[Task item] Provide the number of lines below that include "drodze", without any other words.
** Opening Records shown block **
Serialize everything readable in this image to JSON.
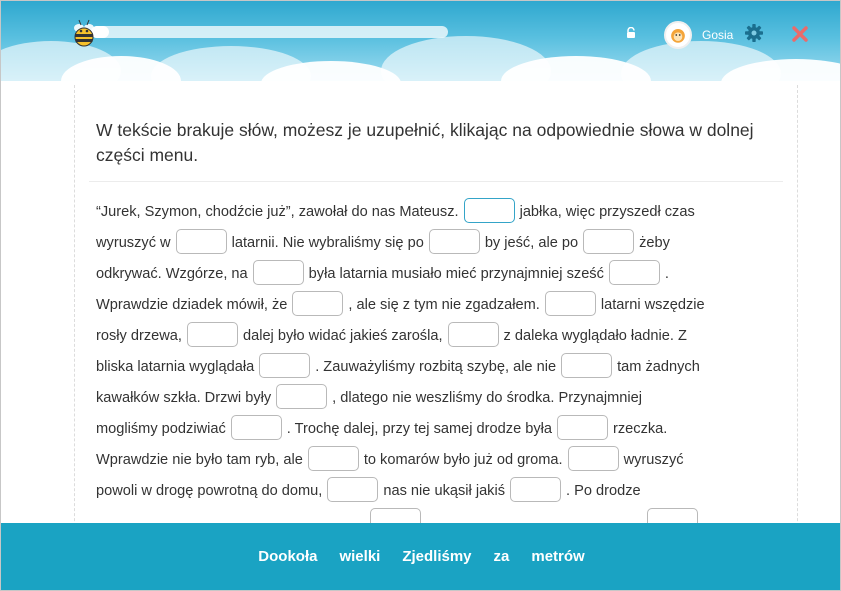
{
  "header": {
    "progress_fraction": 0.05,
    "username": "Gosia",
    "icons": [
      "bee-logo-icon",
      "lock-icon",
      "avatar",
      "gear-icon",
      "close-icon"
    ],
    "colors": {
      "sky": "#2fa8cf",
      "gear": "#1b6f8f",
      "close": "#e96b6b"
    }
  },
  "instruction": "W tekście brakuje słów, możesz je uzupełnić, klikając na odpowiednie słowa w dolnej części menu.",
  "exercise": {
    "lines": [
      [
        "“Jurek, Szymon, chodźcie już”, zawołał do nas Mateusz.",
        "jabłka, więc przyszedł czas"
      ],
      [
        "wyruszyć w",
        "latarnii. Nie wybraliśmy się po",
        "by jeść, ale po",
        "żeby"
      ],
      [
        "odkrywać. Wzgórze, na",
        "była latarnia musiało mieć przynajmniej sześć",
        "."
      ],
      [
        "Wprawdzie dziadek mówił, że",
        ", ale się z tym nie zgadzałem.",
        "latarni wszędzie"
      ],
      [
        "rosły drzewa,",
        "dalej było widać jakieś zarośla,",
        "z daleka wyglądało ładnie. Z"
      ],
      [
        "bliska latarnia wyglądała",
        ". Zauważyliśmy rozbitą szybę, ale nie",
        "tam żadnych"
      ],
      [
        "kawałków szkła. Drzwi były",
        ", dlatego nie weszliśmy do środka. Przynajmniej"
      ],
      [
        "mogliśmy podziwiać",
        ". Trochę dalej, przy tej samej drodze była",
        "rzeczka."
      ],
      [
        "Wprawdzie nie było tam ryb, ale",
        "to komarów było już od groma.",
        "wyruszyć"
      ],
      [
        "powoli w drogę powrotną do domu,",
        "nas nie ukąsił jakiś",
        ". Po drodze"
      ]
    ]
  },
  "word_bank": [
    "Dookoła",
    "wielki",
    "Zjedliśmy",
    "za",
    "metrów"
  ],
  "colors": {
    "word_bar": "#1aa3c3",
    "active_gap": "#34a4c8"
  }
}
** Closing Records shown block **
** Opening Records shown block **
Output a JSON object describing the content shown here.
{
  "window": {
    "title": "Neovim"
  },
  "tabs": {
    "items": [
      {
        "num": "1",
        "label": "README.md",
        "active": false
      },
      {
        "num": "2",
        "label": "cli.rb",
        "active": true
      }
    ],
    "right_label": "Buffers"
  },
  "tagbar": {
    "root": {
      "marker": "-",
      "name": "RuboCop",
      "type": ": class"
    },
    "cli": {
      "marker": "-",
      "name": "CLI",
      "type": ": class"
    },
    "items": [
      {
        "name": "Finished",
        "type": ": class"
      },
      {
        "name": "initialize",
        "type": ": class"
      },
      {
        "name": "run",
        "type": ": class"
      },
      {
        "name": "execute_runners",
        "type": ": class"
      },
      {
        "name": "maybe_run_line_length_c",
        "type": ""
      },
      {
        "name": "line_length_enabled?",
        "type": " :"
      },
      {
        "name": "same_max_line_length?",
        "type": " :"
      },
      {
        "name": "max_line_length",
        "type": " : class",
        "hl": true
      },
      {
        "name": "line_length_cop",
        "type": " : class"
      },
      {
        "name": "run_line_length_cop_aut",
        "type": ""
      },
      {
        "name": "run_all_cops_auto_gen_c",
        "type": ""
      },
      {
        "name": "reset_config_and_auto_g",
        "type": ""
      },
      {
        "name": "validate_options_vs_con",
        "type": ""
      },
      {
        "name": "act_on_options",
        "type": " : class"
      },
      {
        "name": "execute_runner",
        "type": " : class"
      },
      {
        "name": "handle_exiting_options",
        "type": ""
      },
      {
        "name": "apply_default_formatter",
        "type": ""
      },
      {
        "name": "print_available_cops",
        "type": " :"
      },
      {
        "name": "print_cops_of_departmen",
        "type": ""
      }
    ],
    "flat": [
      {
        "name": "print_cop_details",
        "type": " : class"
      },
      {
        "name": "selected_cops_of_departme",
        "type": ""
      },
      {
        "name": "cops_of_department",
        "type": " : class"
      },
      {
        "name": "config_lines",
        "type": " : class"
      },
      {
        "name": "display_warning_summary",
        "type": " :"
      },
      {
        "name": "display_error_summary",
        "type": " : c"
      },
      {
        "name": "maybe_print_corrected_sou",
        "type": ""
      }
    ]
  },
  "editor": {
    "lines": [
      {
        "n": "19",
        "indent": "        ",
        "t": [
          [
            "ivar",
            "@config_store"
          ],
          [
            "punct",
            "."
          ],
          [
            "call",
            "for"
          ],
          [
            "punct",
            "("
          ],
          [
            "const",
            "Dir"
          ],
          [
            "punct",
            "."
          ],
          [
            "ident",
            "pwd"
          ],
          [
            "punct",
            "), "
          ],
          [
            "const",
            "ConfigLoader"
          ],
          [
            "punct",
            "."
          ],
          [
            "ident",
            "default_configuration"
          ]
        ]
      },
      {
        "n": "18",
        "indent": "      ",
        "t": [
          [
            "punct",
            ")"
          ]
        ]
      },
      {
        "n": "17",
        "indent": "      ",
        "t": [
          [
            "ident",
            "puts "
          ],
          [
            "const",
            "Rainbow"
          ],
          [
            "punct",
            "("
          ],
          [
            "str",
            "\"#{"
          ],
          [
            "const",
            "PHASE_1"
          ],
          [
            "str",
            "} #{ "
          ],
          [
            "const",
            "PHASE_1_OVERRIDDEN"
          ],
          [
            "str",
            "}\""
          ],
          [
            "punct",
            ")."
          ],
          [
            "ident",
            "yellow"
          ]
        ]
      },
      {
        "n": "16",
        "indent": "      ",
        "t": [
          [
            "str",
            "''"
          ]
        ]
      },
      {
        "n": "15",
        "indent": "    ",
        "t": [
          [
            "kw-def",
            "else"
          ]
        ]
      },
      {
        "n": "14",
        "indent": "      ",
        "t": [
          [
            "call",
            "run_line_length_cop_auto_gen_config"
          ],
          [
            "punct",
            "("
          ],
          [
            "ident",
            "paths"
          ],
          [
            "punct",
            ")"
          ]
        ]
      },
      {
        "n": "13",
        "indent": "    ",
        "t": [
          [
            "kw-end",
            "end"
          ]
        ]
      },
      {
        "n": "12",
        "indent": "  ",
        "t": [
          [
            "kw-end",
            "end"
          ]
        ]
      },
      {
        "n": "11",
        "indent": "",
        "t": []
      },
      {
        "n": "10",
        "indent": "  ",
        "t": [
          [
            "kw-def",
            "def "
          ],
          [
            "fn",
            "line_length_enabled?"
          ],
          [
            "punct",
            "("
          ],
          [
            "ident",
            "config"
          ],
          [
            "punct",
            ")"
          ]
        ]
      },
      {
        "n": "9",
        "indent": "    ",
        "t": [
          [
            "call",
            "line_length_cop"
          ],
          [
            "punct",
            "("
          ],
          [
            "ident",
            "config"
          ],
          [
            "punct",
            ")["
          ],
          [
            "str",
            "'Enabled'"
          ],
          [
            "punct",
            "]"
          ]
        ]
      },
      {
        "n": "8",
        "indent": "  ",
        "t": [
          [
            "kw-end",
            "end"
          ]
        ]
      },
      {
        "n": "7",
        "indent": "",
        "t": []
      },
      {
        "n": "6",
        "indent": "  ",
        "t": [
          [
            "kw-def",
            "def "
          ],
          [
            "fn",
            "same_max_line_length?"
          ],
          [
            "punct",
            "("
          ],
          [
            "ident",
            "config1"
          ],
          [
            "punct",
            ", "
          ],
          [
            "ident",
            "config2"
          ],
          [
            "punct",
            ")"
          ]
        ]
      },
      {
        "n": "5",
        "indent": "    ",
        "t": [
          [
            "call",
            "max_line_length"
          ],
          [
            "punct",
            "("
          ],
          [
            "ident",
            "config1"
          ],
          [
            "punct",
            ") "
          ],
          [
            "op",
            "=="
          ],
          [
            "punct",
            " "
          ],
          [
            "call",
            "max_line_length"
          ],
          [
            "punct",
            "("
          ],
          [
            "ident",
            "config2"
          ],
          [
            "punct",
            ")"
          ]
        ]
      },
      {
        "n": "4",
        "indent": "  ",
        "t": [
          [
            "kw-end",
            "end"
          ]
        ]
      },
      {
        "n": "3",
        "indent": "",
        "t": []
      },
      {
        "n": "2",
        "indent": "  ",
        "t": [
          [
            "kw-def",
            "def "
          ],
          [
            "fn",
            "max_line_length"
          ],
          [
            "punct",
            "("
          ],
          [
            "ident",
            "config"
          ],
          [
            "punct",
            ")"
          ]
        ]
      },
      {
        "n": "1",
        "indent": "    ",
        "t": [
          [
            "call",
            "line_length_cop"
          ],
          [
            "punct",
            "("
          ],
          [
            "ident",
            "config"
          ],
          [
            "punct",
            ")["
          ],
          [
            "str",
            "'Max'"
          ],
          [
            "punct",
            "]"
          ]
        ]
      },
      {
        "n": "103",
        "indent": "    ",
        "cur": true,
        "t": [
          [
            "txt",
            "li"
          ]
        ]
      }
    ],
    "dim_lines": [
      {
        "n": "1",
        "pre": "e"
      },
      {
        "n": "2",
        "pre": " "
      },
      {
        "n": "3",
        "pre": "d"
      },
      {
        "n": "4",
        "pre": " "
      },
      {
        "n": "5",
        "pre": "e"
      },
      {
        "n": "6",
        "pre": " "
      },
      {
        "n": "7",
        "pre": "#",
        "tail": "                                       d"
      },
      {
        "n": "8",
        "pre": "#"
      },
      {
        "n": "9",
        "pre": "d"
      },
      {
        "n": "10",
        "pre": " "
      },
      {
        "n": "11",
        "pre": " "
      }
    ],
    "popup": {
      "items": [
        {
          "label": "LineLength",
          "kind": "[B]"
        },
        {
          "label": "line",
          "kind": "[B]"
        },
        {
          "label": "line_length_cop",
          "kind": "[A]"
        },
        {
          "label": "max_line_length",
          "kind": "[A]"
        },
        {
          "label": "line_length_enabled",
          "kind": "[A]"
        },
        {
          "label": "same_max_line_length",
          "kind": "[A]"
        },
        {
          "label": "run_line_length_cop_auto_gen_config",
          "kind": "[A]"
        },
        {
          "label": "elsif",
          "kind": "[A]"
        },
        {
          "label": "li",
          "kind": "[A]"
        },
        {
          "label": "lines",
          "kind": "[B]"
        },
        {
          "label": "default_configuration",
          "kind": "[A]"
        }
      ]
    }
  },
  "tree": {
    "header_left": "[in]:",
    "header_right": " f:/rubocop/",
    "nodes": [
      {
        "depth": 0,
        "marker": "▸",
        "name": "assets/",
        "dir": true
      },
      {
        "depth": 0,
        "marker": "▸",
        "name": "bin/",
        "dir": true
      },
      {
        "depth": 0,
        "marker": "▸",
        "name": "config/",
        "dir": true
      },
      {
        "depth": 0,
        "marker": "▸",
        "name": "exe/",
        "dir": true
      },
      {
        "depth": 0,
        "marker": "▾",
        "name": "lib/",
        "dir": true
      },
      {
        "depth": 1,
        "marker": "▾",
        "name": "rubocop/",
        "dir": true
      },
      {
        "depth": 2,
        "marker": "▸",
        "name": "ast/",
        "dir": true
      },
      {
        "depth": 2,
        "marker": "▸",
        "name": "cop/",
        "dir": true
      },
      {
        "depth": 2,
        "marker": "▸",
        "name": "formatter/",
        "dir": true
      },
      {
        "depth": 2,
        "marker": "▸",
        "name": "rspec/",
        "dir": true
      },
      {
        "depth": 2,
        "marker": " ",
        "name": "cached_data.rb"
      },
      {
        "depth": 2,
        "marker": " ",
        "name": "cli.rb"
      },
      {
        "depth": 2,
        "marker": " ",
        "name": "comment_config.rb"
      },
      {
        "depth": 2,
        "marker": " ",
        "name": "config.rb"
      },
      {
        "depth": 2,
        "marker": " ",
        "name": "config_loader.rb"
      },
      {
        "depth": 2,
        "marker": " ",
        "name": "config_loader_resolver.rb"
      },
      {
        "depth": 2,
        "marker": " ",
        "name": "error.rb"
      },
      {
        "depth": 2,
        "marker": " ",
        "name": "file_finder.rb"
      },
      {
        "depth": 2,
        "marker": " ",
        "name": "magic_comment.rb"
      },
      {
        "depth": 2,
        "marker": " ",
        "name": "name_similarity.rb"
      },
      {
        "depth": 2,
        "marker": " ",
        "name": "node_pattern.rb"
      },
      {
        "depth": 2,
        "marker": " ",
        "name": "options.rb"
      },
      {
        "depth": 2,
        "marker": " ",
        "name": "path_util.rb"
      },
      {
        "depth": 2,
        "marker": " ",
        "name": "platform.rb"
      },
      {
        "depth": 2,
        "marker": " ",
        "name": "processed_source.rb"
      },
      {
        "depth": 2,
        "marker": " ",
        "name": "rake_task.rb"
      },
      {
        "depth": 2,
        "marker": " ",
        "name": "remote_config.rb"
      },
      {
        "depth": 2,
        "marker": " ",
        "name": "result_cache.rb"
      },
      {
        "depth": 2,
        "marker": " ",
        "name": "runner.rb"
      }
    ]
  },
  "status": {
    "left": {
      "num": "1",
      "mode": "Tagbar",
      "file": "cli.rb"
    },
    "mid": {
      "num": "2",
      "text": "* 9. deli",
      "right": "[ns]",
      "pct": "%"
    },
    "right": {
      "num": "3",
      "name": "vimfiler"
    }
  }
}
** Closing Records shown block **
[Response to this exercise] 2